Construction will begin this spring on Rutgers Health at the HELIX, the first of three buildings in the New Jersey Health + Life Science Exchange in downtown New Brunswick. (Rendering courtesy of Rutgers)
Plans have been under way for several years for the New Jersey Innovation + Technology Hub (HELIX), part of which will include a new Rutgers University Robert Wood Johnson Medical School building in New Brunswick, N.J.
The school announced March 21 that construction will finally start later this spring on the first of three buildings that will be part of the Hub, one of which will be the new home of the medical school.
The trio of buildings that make up the Hub is being strongly pushed by Gov. Phil Murphy. It will be built across the street from the New Brunswick train station in what is currently an empty lot.
The HELIX, which will be developed by the New Brunswick Development Corp., is designed as an innovation center providing businesses, universities and researchers critical space to work, learn, experiment and collaborate.
When completed by 2026, the HELIX will be made up of medical facilities for Rutgers, Princeton University, Hackensack Meridian Health and RWJBarnabas Health in downtown New Brunswick, according to Patch, the local online news service.
The project also will include public health labs.
Rutgers said that its 12-story Robert Wood Johnson Medical School will be the first to be built at the HELIX and will feature modern laboratories, offices and work and learning spaces "to foster research, treatment and business breakthroughs."
"Rutgers Health at the HELIX will transform and affirm to the world the core value of Rutgers' research and medical education enterprise," President Jonathan Holloway said March 21. "Imagine, we will be educating new generations of medical students alongside cutting-edge laboratories and researchers — in the same space where we collaborate with our colleagues at Princeton and the two largest hospital systems in the state. It will be an epicenter of health innovation."
Planning for the public-private complex began when Murphy first proposed "The Hub" in 2017.
The construction of the RWJ Medical School comes after its approval by the Rutgers University Board of Trustees in mid-March and consent by the school's Board of Governors to a tentative funding plan, which includes one-time state funds and tax credits.

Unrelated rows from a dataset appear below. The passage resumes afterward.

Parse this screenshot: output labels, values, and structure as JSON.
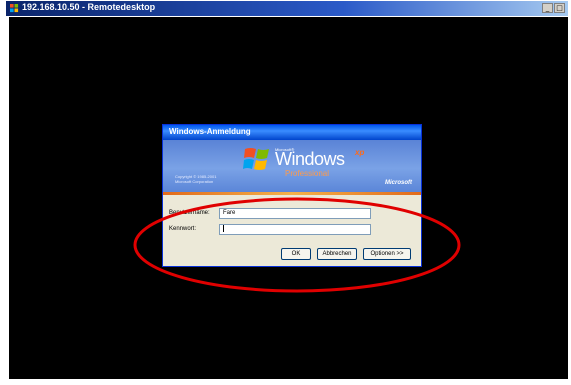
{
  "window": {
    "title": "192.168.10.50 - Remotedesktop",
    "buttons": {
      "minimize": "_",
      "maximize": "□"
    }
  },
  "dialog": {
    "title": "Windows-Anmeldung",
    "banner": {
      "brand_small": "Microsoft®",
      "brand_name": "Windows",
      "brand_xp": "xp",
      "edition": "Professional",
      "copyright_line1": "Copyright © 1985-2001",
      "copyright_line2": "Microsoft Corporation",
      "microsoft": "Microsoft"
    },
    "username": {
      "label": "Benutzername:",
      "value": "Fare"
    },
    "password": {
      "label": "Kennwort:",
      "value": ""
    },
    "buttons": {
      "ok": "OK",
      "cancel": "Abbrechen",
      "options": "Optionen >>"
    }
  },
  "annotation": {
    "color": "#e00000"
  },
  "colors": {
    "desktop": "#000000",
    "dialog_title": "#0058ee",
    "banner": "#5a83d6"
  }
}
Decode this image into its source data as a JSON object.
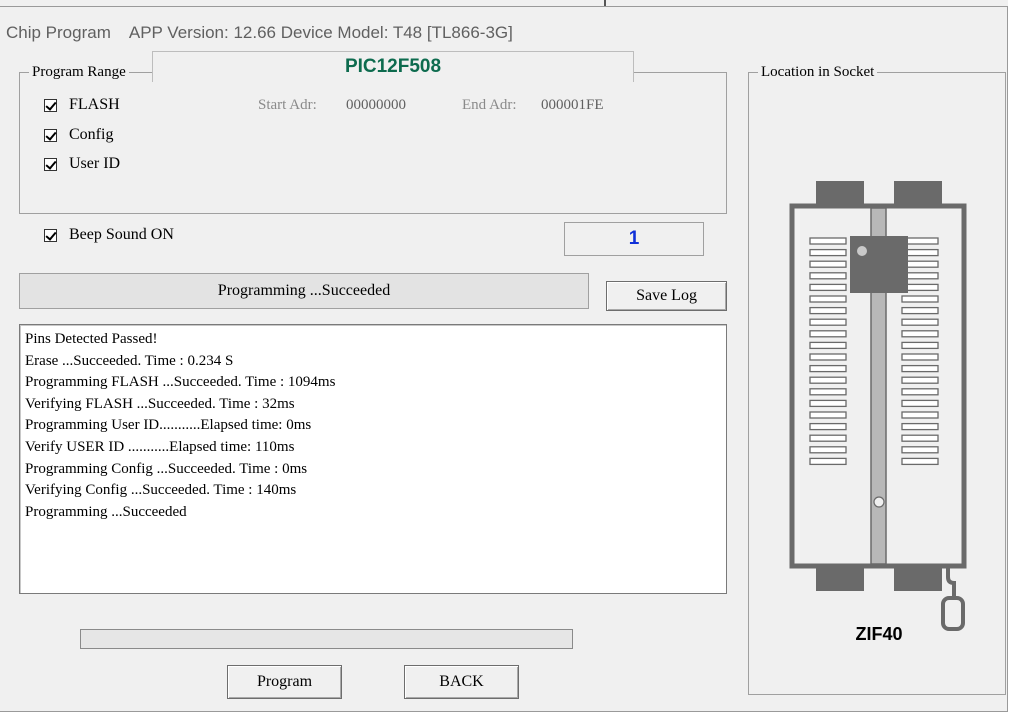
{
  "window": {
    "title": "Chip Program",
    "app_info": "APP Version: 12.66 Device Model: T48 [TL866-3G]"
  },
  "program_range": {
    "legend": "Program Range",
    "chip_name": "PIC12F508",
    "options": [
      {
        "label": "FLASH",
        "checked": true
      },
      {
        "label": "Config",
        "checked": true
      },
      {
        "label": "User ID",
        "checked": true
      }
    ],
    "start_adr_label": "Start Adr:",
    "start_adr_value": "00000000",
    "end_adr_label": "End Adr:",
    "end_adr_value": "000001FE"
  },
  "beep": {
    "label": "Beep Sound ON",
    "checked": true
  },
  "counter": "1",
  "status_text": "Programming  ...Succeeded",
  "buttons": {
    "save_log": "Save Log",
    "program": "Program",
    "back": "BACK"
  },
  "log_lines": [
    "Pins Detected Passed!",
    "Erase  ...Succeeded. Time : 0.234 S",
    "Programming FLASH ...Succeeded. Time : 1094ms",
    "Verifying FLASH ...Succeeded. Time : 32ms",
    "Programming User ID...........Elapsed time: 0ms",
    "Verify USER ID ...........Elapsed time: 110ms",
    "Programming Config ...Succeeded. Time : 0ms",
    "Verifying Config ...Succeeded. Time : 140ms",
    "Programming  ...Succeeded"
  ],
  "socket": {
    "legend": "Location in Socket",
    "label": "ZIF40"
  },
  "progress": {
    "value": 0
  },
  "colors": {
    "chip_name": "#0d6b4e",
    "counter": "#1030d8",
    "socket_gray": "#6a6a6a"
  }
}
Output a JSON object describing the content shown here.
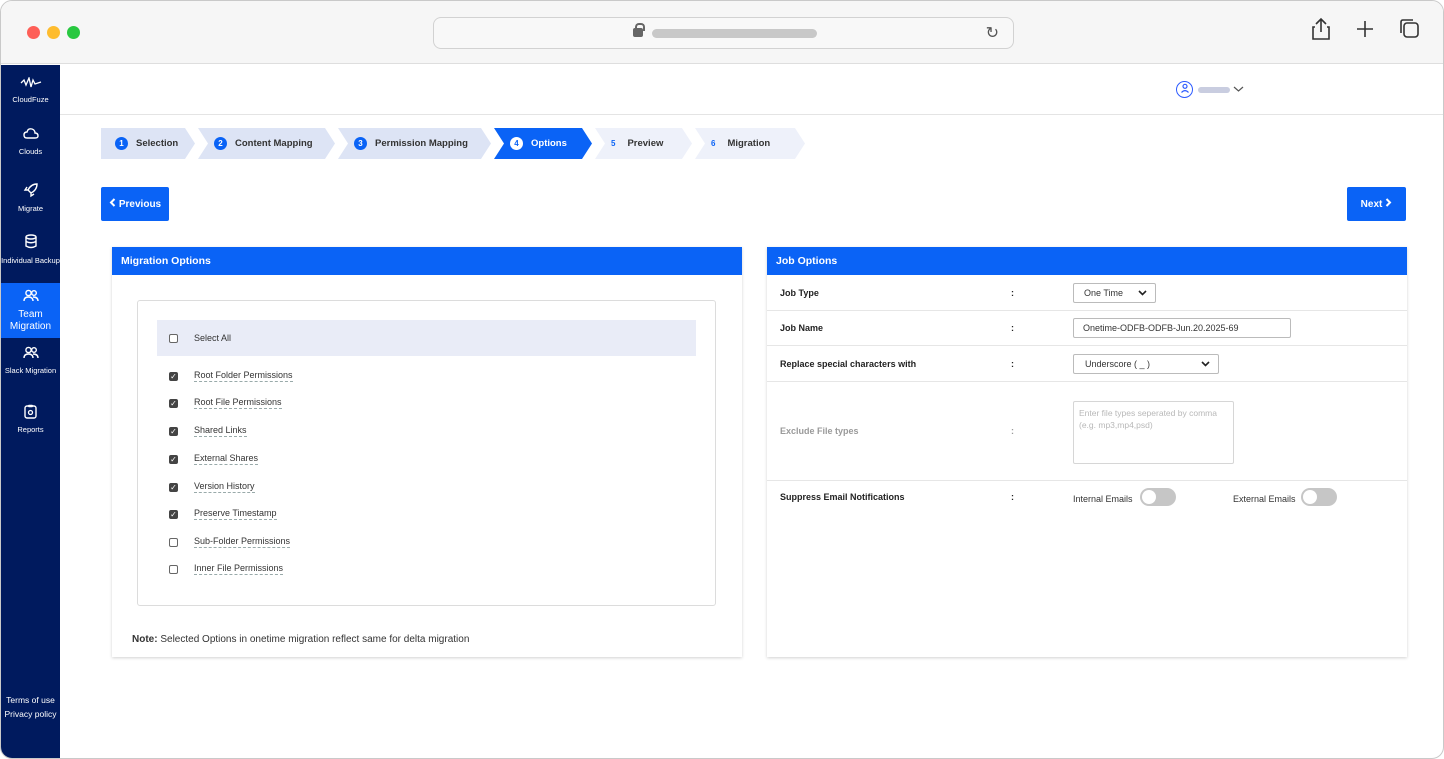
{
  "browser": {
    "reload_icon": "reload-icon",
    "share_icon": "share-icon",
    "new_tab_icon": "plus-icon",
    "tabs_icon": "tabs-icon"
  },
  "sidebar": {
    "logo": "CloudFuze",
    "items": [
      {
        "label": "Clouds",
        "icon": "cloud-icon"
      },
      {
        "label": "Migrate",
        "icon": "rocket-icon"
      },
      {
        "label": "Individual Backup",
        "icon": "database-icon"
      },
      {
        "label": "Team Migration",
        "icon": "users-icon"
      },
      {
        "label": "Slack Migration",
        "icon": "users-icon"
      },
      {
        "label": "Reports",
        "icon": "clipboard-icon"
      }
    ],
    "terms": "Terms of use",
    "privacy": "Privacy policy"
  },
  "steps": [
    {
      "num": "1",
      "label": "Selection"
    },
    {
      "num": "2",
      "label": "Content Mapping"
    },
    {
      "num": "3",
      "label": "Permission Mapping"
    },
    {
      "num": "4",
      "label": "Options"
    },
    {
      "num": "5",
      "label": "Preview"
    },
    {
      "num": "6",
      "label": "Migration"
    }
  ],
  "nav": {
    "previous": "Previous",
    "next": "Next"
  },
  "migration_options": {
    "title": "Migration Options",
    "select_all": "Select All",
    "options": [
      {
        "label": "Root Folder Permissions",
        "checked": true
      },
      {
        "label": "Root File Permissions",
        "checked": true
      },
      {
        "label": "Shared Links",
        "checked": true
      },
      {
        "label": "External Shares",
        "checked": true
      },
      {
        "label": "Version History",
        "checked": true
      },
      {
        "label": "Preserve Timestamp",
        "checked": true
      },
      {
        "label": "Sub-Folder Permissions",
        "checked": false
      },
      {
        "label": "Inner File Permissions",
        "checked": false
      }
    ],
    "note_label": "Note:",
    "note_text": " Selected Options in onetime migration reflect same for delta migration"
  },
  "job_options": {
    "title": "Job Options",
    "colon": ":",
    "job_type_label": "Job Type",
    "job_type_value": "One Time",
    "job_name_label": "Job Name",
    "job_name_value": "Onetime-ODFB-ODFB-Jun.20.2025-69",
    "replace_label": "Replace special characters with",
    "replace_value": "Underscore ( _ )",
    "exclude_label": "Exclude File types",
    "exclude_placeholder": "Enter file types seperated by comma (e.g. mp3,mp4,psd)",
    "suppress_label": "Suppress Email Notifications",
    "internal_label": "Internal Emails",
    "external_label": "External Emails",
    "internal_on": false,
    "external_on": false
  }
}
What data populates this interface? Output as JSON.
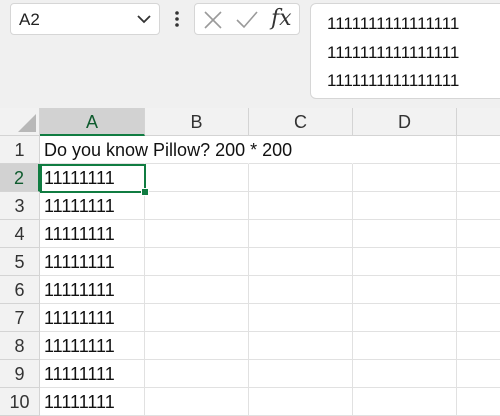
{
  "name_box": {
    "value": "A2"
  },
  "formula_bar": {
    "fx_label": "fx",
    "content_lines": [
      "1111111111111111",
      "1111111111111111",
      "1111111111111111"
    ]
  },
  "sheet": {
    "columns": [
      "A",
      "B",
      "C",
      "D"
    ],
    "rows": [
      {
        "label": "1",
        "a": "Do you know Pillow? 200 * 200"
      },
      {
        "label": "2",
        "a": "11111111"
      },
      {
        "label": "3",
        "a": "11111111"
      },
      {
        "label": "4",
        "a": "11111111"
      },
      {
        "label": "5",
        "a": "11111111"
      },
      {
        "label": "6",
        "a": "11111111"
      },
      {
        "label": "7",
        "a": "11111111"
      },
      {
        "label": "8",
        "a": "11111111"
      },
      {
        "label": "9",
        "a": "11111111"
      },
      {
        "label": "10",
        "a": "11111111"
      }
    ]
  },
  "colors": {
    "accent": "#107c41"
  }
}
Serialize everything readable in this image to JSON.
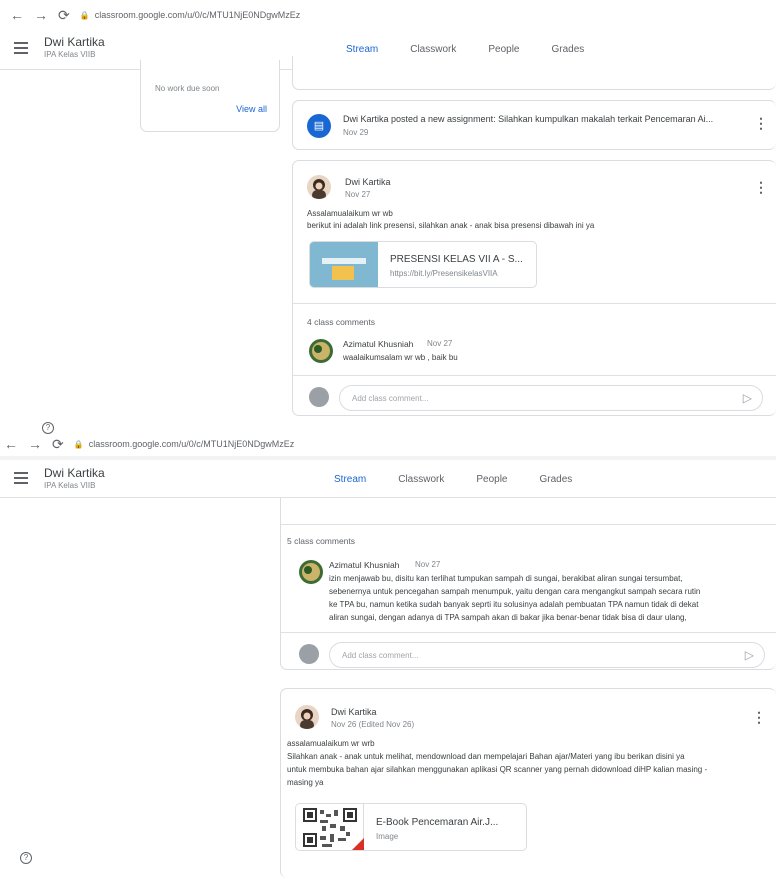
{
  "panel_top": {
    "browser": {
      "url": "classroom.google.com/u/0/c/MTU1NjE0NDgwMzEz"
    },
    "app": {
      "class_name": "Dwi Kartika",
      "section": "IPA Kelas VIIB"
    },
    "tabs": [
      "Stream",
      "Classwork",
      "People",
      "Grades"
    ],
    "upcoming": {
      "no_work": "No work due soon",
      "view_all": "View all"
    },
    "assignment": {
      "text": "Dwi Kartika posted a new assignment: Silahkan kumpulkan makalah terkait Pencemaran Ai...",
      "date": "Nov 29"
    },
    "post": {
      "author": "Dwi Kartika",
      "date": "Nov 27",
      "line1": "Assalamualaikum wr wb",
      "line2": "berikut ini adalah link presensi, silahkan anak - anak bisa presensi dibawah ini ya",
      "attachment_title": "PRESENSI KELAS VII A - S...",
      "attachment_sub": "https://bit.ly/PresensikelasVIIA",
      "comments_count": "4 class comments",
      "comment_author": "Azimatul Khusniah",
      "comment_date": "Nov 27",
      "comment_text": "waalaikumsalam wr wb , baik bu",
      "comment_placeholder": "Add class comment..."
    }
  },
  "panel_bottom": {
    "browser": {
      "url": "classroom.google.com/u/0/c/MTU1NjE0NDgwMzEz"
    },
    "app": {
      "class_name": "Dwi Kartika",
      "section": "IPA Kelas VIIB"
    },
    "tabs": [
      "Stream",
      "Classwork",
      "People",
      "Grades"
    ],
    "comments_count": "5 class comments",
    "comment": {
      "author": "Azimatul Khusniah",
      "date": "Nov 27",
      "lines": [
        "izin menjawab bu, disitu kan terlihat tumpukan sampah di sungai, berakibat aliran sungai tersumbat,",
        "sebenernya untuk pencegahan sampah menumpuk, yaitu dengan cara mengangkut sampah secara rutin",
        "ke TPA bu, namun ketika sudah banyak seprti itu solusinya adalah pembuatan TPA namun tidak di dekat",
        "aliran sungai, dengan adanya di TPA sampah akan di bakar jika benar-benar tidak bisa di daur ulang,"
      ]
    },
    "comment_placeholder": "Add class comment...",
    "post": {
      "author": "Dwi Kartika",
      "date": "Nov 26 (Edited Nov 26)",
      "lines": [
        "assalamualaikum wr wrb",
        "Silahkan anak - anak untuk melihat, mendownload dan mempelajari Bahan ajar/Materi yang ibu berikan disini ya",
        "untuk membuka bahan ajar silahkan menggunakan aplikasi QR scanner yang pernah didownload diHP kalian masing -",
        "masing ya"
      ],
      "attachment_title": "E-Book Pencemaran Air.J...",
      "attachment_sub": "Image"
    }
  },
  "colors": {
    "accent": "#1967d2",
    "divider": "#dadce0"
  }
}
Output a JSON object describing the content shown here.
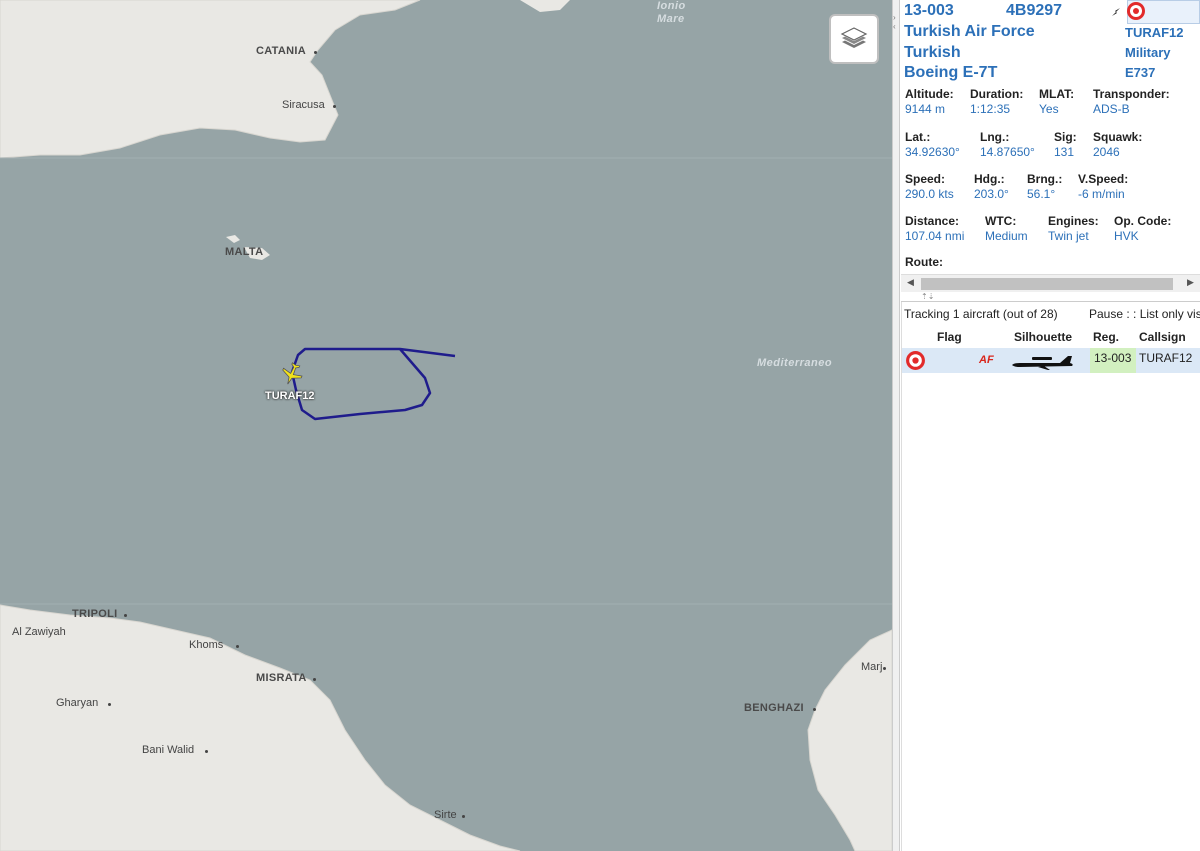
{
  "map": {
    "cities": [
      {
        "name": "CATANIA"
      },
      {
        "name": "MALTA"
      },
      {
        "name": "TRIPOLI"
      },
      {
        "name": "MISRATA"
      },
      {
        "name": "BENGHAZI"
      }
    ],
    "towns": [
      "Siracusa",
      "Al Zawiyah",
      "Khoms",
      "Gharyan",
      "Bani Walid",
      "Sirte",
      "Marj"
    ],
    "seas": [
      "Ionio",
      "Mare",
      "Mediterraneo"
    ],
    "plane_callsign": "TURAF12",
    "colors": {
      "water": "#96a4a6",
      "land": "#e9e8e4",
      "track": "#1f1c8c",
      "plane": "#f2e21a"
    },
    "layers_icon": "layers-icon"
  },
  "info": {
    "registration": "13-003",
    "icao": "4B9297",
    "operator": "Turkish Air Force",
    "country": "Turkish",
    "aircraft": "Boeing E-7T",
    "callsign": "TURAF12",
    "category": "Military",
    "type_code": "E737",
    "fields": {
      "altitude": {
        "label": "Altitude:",
        "value": "9144 m"
      },
      "duration": {
        "label": "Duration:",
        "value": "1:12:35"
      },
      "mlat": {
        "label": "MLAT:",
        "value": "Yes"
      },
      "transponder": {
        "label": "Transponder:",
        "value": "ADS-B"
      },
      "lat": {
        "label": "Lat.:",
        "value": "34.92630°"
      },
      "lng": {
        "label": "Lng.:",
        "value": "14.87650°"
      },
      "sig": {
        "label": "Sig:",
        "value": "131"
      },
      "squawk": {
        "label": "Squawk:",
        "value": "2046"
      },
      "speed": {
        "label": "Speed:",
        "value": "290.0 kts"
      },
      "hdg": {
        "label": "Hdg.:",
        "value": "203.0°"
      },
      "brng": {
        "label": "Brng.:",
        "value": "56.1°"
      },
      "vspeed": {
        "label": "V.Speed:",
        "value": "-6 m/min"
      },
      "distance": {
        "label": "Distance:",
        "value": "107.04 nmi"
      },
      "wtc": {
        "label": "WTC:",
        "value": "Medium"
      },
      "engines": {
        "label": "Engines:",
        "value": "Twin jet"
      },
      "opcode": {
        "label": "Op. Code:",
        "value": "HVK"
      },
      "route": {
        "label": "Route:",
        "value": ""
      }
    }
  },
  "list": {
    "status": "Tracking 1 aircraft (out of 28)",
    "pause": "Pause : : List only visi",
    "headers": {
      "flag": "Flag",
      "silhouette": "Silhouette",
      "reg": "Reg.",
      "callsign": "Callsign"
    },
    "rows": [
      {
        "af": "AF",
        "reg": "13-003",
        "callsign": "TURAF12"
      }
    ]
  }
}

The estimated cost of the first HELIX building is $732 million, with the Rutgers portion estimated to be $567 million. The latter will be paid primarily through $200 million of federal American Rescue Plan funds provided by the state and approximately $190 million in tax credits administered through the New Jersey Economic Development Authority Aspire program.
Rutgers will finance the remaining $180 million of the cost through tax-exempt and taxable bonds.
Building Effort Likely to Support More Than 7,000 Jobs
Since 2020, the pandemic reinforced the need for continued groundbreaking health and medical research while a Rutgers Biomedical and Health Science primary plan set a new standard for excellence in health sciences education, research and patient care, explained Antonio Calcado, its executive vice president and chief operating officer.
"We have arrived at a place that not only will bring the New Jersey innovation hub to fruition, but we will also significantly improve Rutgers' standing in the delivery of medical education while transforming what translational research looks like," he said.
Calcado noted that translational research — often referred to as bench-to-bedside research — turns laboratory discoveries into new ways to improve health care and medical treatment.
The complex will be home to a new translational research facility equipped with a variety of labs to advance the work of 80 research teams and put into practice health innovations that will improve individual and public health, the university announced.
Rutgers Health at the HELIX also will have a significant operational and economic impact within the city of New Brunswick, as well as free existing Rutgers space for academic, clinical and research expansion, and bolster the university's role as a research and economic innovation leader in the region, Calcado said.
The three-year construction project will support more than 7,000 jobs and generate about $83 million in local, county and state tax revenues. Once completed, the HELIX is projected to produce approximately $880 million in economic activity annually in the state, including supporting about 4,500 jobs, according to an economic impact report on the project.
"With the boards' approval, we will begin to bring together higher education institutions, health systems and the life sciences industry to revolutionize clinical and translational research — turning our groundbreaking research into care and cures," said Rutgers Biomedical and Health Sciences Chancellor Brian Strom. "Moving the Robert Wood Johnson Medical School into one state-of-the-art campus will improve medical students' experience through holistic medical education and opportunities for clinical experiences in all four years of medical school."
Today's top stories